She’s suggested changes and performed pre-listing renovations to hundreds of homes over her 20-year career. “Nothing is more satisfying than seeing my sellers close their homes at over-market value prices as a result of making capital improvements that I’ve suggested before launching the listing,” she says. Here are her tips.
Do your research. McLaughlin notes that an agent “can’t make decisions and recommendations with someone else’s money unless they have a background in this. It takes years to acquire the necessary experience to make expensive investment decisions,” she says. So, participate in some remodels, talk to interior designers, and go to some classes on remodeling to gain that experience. Also, get to know the market and homes in the area.
Know when to start and stop. “I find that a lot of agents don’t understand where to start and stop as it pertains to capital improvements so the sellers can avoid overspending,” she says. “Anyone can tell a homeowner to paint, carpet, etc. However, that agent must know the exact palette that the market responds to and guide sellers in exactly what to do, and not do, in alignment with the home’s valuation, neighborhood, and demographics of potential buyers, among other things,” says McLaughlin.
Include a proposal in your listing package. McLaughlin recommends that agents include a detailed market analysis based on comps going back one to two years, an overview of marketing and social media efforts and a list of pre-listing improvement recommendations for staging and capital improvements.
Provide references. Provide references/written testimony with sellers you have very recently worked with so that your current prospective seller can have assurances about the value you add to their home sale.
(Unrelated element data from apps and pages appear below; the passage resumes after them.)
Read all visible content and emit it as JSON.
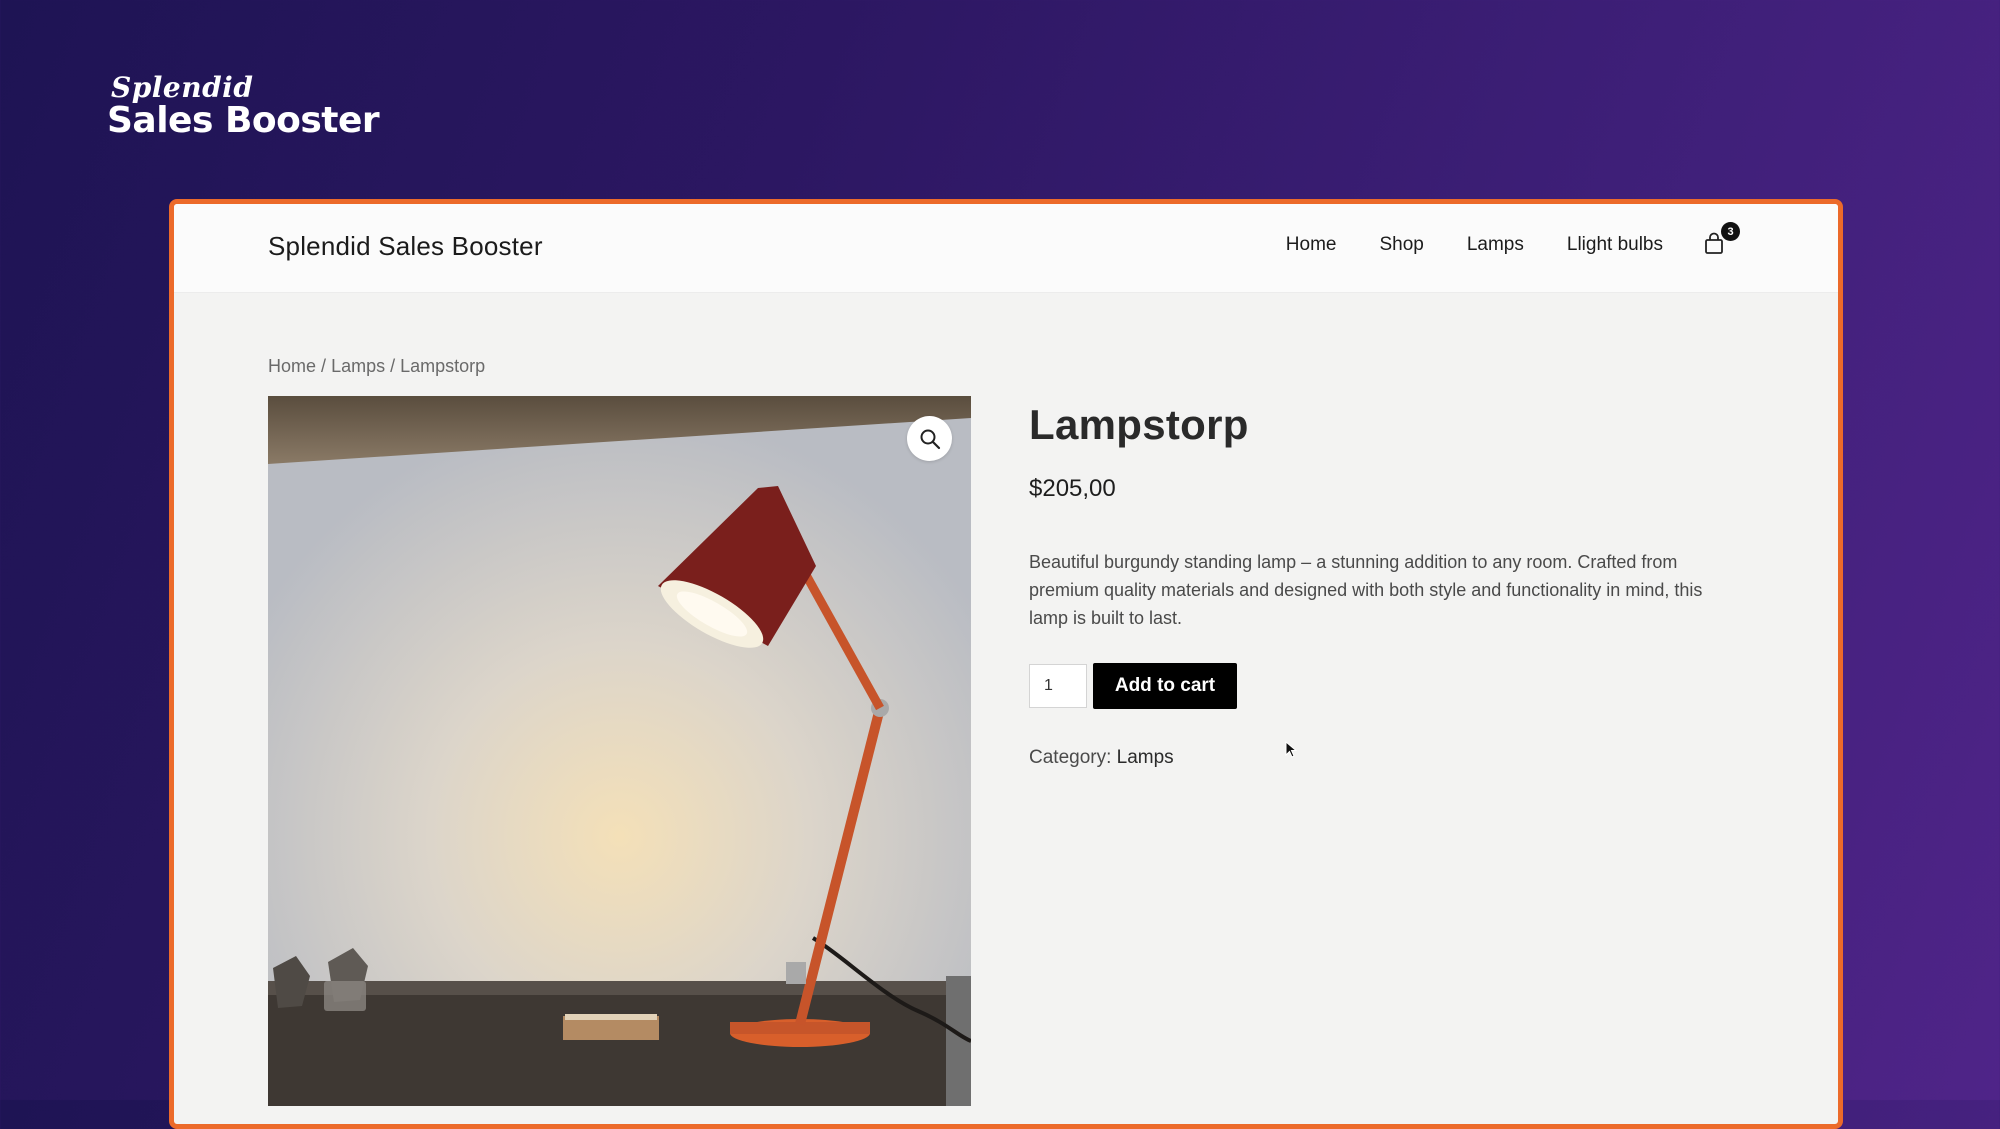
{
  "promo": {
    "brand_script": "Splendid",
    "brand_main": "Sales Booster"
  },
  "header": {
    "site_title": "Splendid Sales Booster",
    "nav": [
      "Home",
      "Shop",
      "Lamps",
      "Llight bulbs"
    ],
    "cart_count": "3"
  },
  "breadcrumb": {
    "items": [
      "Home",
      "Lamps",
      "Lampstorp"
    ],
    "separator": "/"
  },
  "product": {
    "title": "Lampstorp",
    "price": "$205,00",
    "description": "Beautiful burgundy standing lamp – a stunning addition to any room. Crafted from premium quality materials and designed with both style and functionality in mind, this lamp is built to last.",
    "quantity": "1",
    "add_to_cart_label": "Add to cart",
    "category_label": "Category:",
    "category_value": "Lamps"
  },
  "icons": {
    "cart": "shopping-bag-icon",
    "zoom": "magnifier-icon"
  },
  "colors": {
    "frame_border": "#ec6a2a",
    "button_bg": "#000000",
    "background_start": "#1e1454",
    "background_end": "#4f2488"
  }
}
The key, says McLaughlin, is “you must differentiate yourself in the marketplace and provide value that others can’t. Communicate honestly with your sellers, even if it means you risk losing the business. Great, long term and successful sales businesses are built on a rock-solid core of trust and integrity.” And, that includes being honest about the pre-listing remodeling necessary to get the highest price possible on a home. “If you have the experience, differentiate yourself by providing prospective sellers with an incredibly clear and detailed proposal of pre-listing renovation and design suggestions so that they understand the value of what you’re doing for them. Then, get the home sold!”